Stop, Breathe and Think, like other mindfulness apps, helps those take a few minutes out of their day to check in with themselves, and as the title suggests, stop, breathe, and think. Unlike most apps is that it’s incredibly customizable, taking in how you’re feeling and building activities that they think is best for you.
The app lets you determine how you’re feeling at that moment both physically
and mentally, then has you choose five feelings that you’re currently experiencing (each have their own emoji representing them too!). From there, they give a recommended list of activities for you to try for a bit, but you can always explore all the activities if the ones they suggest aren’t right for you.
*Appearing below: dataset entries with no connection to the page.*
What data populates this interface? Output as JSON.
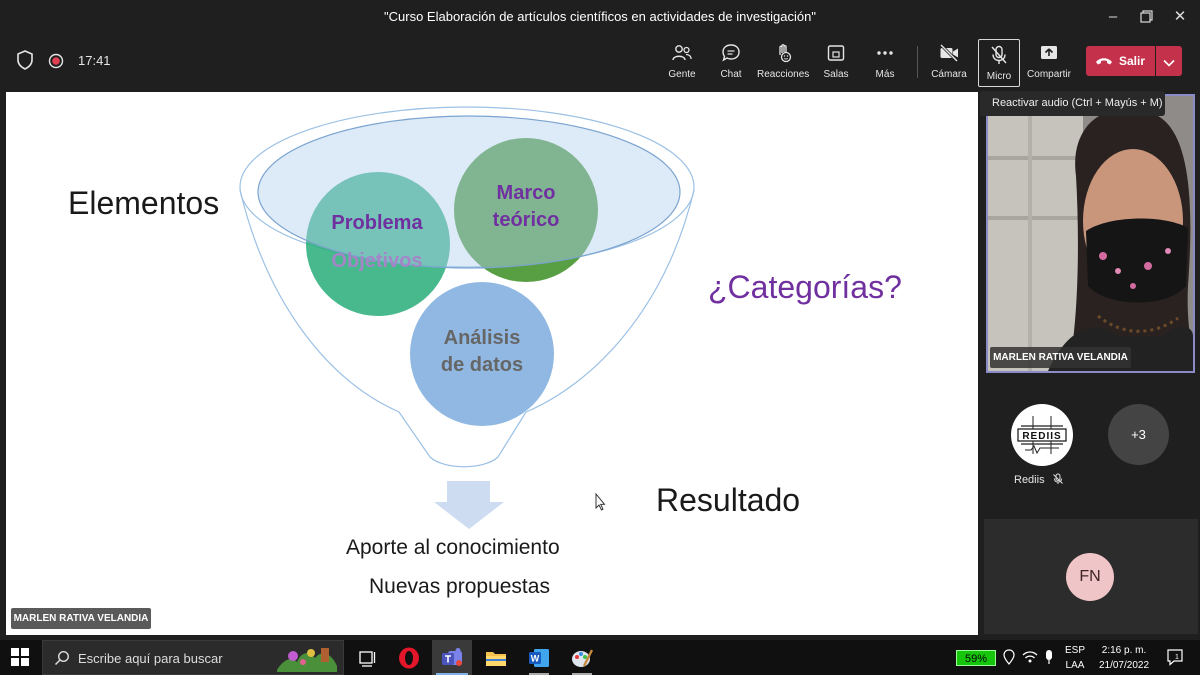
{
  "window": {
    "title": "\"Curso Elaboración de artículos científicos en actividades de investigación\""
  },
  "toolbar": {
    "timer": "17:41",
    "people_label": "Gente",
    "chat_label": "Chat",
    "reactions_label": "Reacciones",
    "rooms_label": "Salas",
    "more_label": "Más",
    "camera_label": "Cámara",
    "mic_label": "Micro",
    "share_label": "Compartir",
    "leave_label": "Salir"
  },
  "tooltip": {
    "text": "Reactivar audio (Ctrl + Mayús + M)"
  },
  "slide": {
    "elements_label": "Elementos",
    "circle_problem_line1": "Problema",
    "circle_problem_line2": "Objetivos",
    "circle_framework_line1": "Marco",
    "circle_framework_line2": "teórico",
    "circle_analysis_line1": "Análisis",
    "circle_analysis_line2": "de datos",
    "categories_label": "¿Categorías?",
    "result_label": "Resultado",
    "outcome_line1": "Aporte al conocimiento",
    "outcome_line2": "Nuevas propuestas",
    "presenter_tag": "MARLEN RATIVA VELANDIA"
  },
  "participants": {
    "video_name": "MARLEN RATIVA VELANDIA",
    "rediis_name": "Rediis",
    "rediis_logo_text": "REDIIS",
    "overflow_count": "+3",
    "fn_initials": "FN"
  },
  "taskbar": {
    "search_placeholder": "Escribe aquí para buscar",
    "battery": "59%",
    "lang_line1": "ESP",
    "lang_line2": "LAA",
    "time": "2:16 p. m.",
    "date": "21/07/2022"
  },
  "colors": {
    "leave_red": "#c4314b",
    "circle_green": "#2eaf7d",
    "circle_olive": "#4f9a3a",
    "circle_blue": "#8ab4e0",
    "purple_text": "#7030a0",
    "active_border": "#8b8cc7"
  }
}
You aren’t limited to this list forever either; every time you check-in to see how you’re doing, SBT will give you a new list if how you’re feeling is different than before.
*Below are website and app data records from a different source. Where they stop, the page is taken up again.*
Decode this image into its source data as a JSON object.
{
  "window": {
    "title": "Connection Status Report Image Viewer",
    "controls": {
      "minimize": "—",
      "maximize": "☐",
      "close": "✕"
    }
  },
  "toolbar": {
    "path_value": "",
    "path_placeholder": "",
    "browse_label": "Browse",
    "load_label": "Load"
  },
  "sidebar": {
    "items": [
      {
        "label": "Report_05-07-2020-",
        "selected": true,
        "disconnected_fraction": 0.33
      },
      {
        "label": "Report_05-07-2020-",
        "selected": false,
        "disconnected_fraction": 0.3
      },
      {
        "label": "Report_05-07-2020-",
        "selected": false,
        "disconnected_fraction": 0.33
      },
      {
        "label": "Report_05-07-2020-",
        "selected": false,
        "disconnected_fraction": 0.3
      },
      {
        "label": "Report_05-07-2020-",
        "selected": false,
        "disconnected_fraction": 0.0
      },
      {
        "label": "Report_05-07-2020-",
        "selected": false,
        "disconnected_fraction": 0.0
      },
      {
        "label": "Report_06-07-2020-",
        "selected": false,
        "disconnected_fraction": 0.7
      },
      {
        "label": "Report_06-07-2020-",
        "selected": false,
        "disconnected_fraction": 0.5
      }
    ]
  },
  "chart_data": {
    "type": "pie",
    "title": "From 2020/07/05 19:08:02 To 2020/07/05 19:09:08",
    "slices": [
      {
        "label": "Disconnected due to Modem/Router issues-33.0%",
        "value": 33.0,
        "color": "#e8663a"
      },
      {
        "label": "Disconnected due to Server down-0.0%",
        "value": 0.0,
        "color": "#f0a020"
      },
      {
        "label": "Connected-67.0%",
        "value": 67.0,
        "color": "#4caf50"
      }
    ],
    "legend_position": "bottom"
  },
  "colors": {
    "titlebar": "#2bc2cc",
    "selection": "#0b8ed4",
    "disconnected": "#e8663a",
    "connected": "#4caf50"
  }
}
What also truly makes SBT stand out is its corresponding app made for kids between the ages of 5-10. If you have a younger sibling, cousin, or family friend, just to name a few, SBT for Kids may help them gain mindfulness and social-emotional learning (SEL skills). SEL skills are a part of understanding and being strong in emotional intelligence, that is, having more SEL skills helps people understand and process their emotions in a healthy way, and it also helps those understand how others are feeling and makes them more empathetic. The kids’ version includes games and activities that are developmentally appropriate – some of the games require movement, for example, to build up their motor skills.
Because of this, SBT for Kids works as a kind of early intervention (an intervention made to help protect those from issues they may be vulnerable to from happening, such as mental illness). That doesn’t mean that if you’re not under 10 years old that you’re doomed for life because you didn’t develop SEL skills like this when you were younger. Those even in adolescence can practice and learn about mindfulness and SEL, and it’d still be early enough for them to reduce the severity of certain things, like the more dangerous effects of mental illness and the snowball effects that can result.
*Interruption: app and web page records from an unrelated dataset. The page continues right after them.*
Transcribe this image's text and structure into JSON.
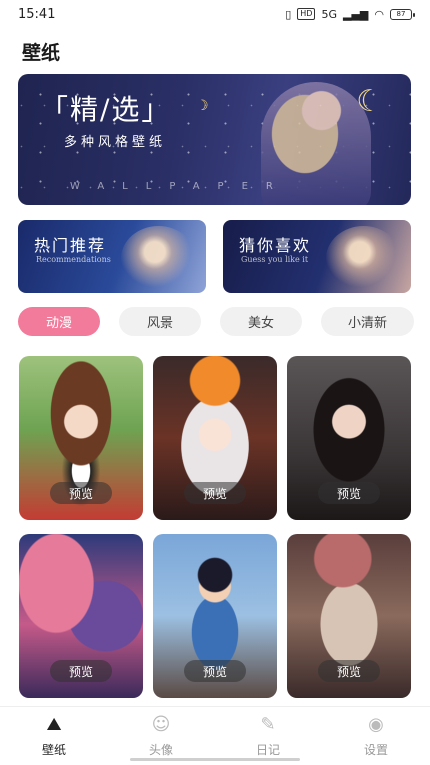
{
  "status_bar": {
    "time": "15:41",
    "network": "5G",
    "hd": "HD",
    "battery": "87"
  },
  "page": {
    "title": "壁纸"
  },
  "hero": {
    "title": "「精/选」",
    "subtitle": "多种风格壁纸",
    "en": "WALLPAPER"
  },
  "cards": [
    {
      "title": "热门推荐",
      "en": "Recommendations"
    },
    {
      "title": "猜你喜欢",
      "en": "Guess you like it"
    }
  ],
  "tabs": [
    {
      "label": "动漫",
      "active": true
    },
    {
      "label": "风景",
      "active": false
    },
    {
      "label": "美女",
      "active": false
    },
    {
      "label": "小清新",
      "active": false
    }
  ],
  "grid": {
    "preview_label": "预览"
  },
  "bottom_nav": [
    {
      "label": "壁纸",
      "icon": "mountain-icon",
      "active": true
    },
    {
      "label": "头像",
      "icon": "smile-icon",
      "active": false
    },
    {
      "label": "日记",
      "icon": "pen-icon",
      "active": false
    },
    {
      "label": "设置",
      "icon": "eye-icon",
      "active": false
    }
  ],
  "colors": {
    "accent": "#f27a9b"
  }
}
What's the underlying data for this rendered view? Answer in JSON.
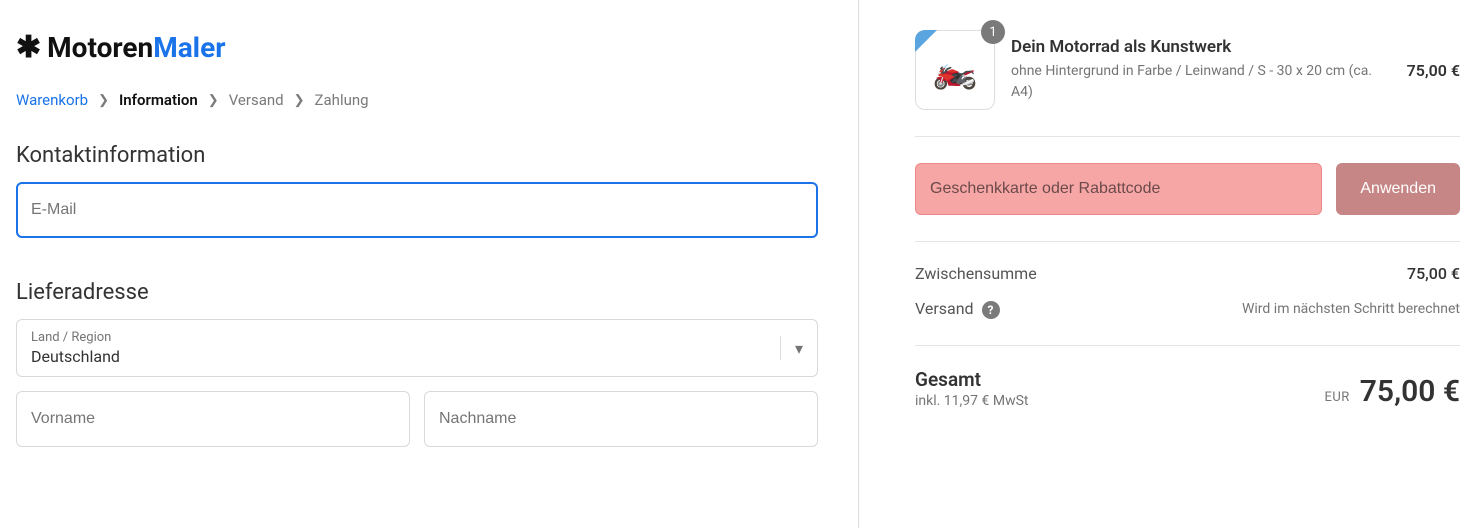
{
  "logo": {
    "part1": "Motoren",
    "part2": "Maler"
  },
  "breadcrumb": {
    "cart": "Warenkorb",
    "information": "Information",
    "shipping": "Versand",
    "payment": "Zahlung"
  },
  "sections": {
    "contact": "Kontaktinformation",
    "shipping": "Lieferadresse"
  },
  "fields": {
    "email_placeholder": "E-Mail",
    "country_label": "Land / Region",
    "country_value": "Deutschland",
    "firstname_placeholder": "Vorname",
    "lastname_placeholder": "Nachname"
  },
  "cart": {
    "items": [
      {
        "qty": "1",
        "title": "Dein Motorrad als Kunstwerk",
        "subtitle": "ohne Hintergrund in Farbe / Leinwand / S - 30 x 20 cm (ca. A4)",
        "price": "75,00 €"
      }
    ],
    "discount_placeholder": "Geschenkkarte oder Rabattcode",
    "apply_label": "Anwenden",
    "subtotal_label": "Zwischensumme",
    "subtotal_value": "75,00 €",
    "shipping_label": "Versand",
    "shipping_value": "Wird im nächsten Schritt berechnet",
    "total_label": "Gesamt",
    "tax_line": "inkl. 11,97 € MwSt",
    "currency": "EUR",
    "total_value": "75,00 €"
  }
}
Do you use mindfulness apps? What do you think about the customizable experience? What do you think about the idea of a mindfulness app for children?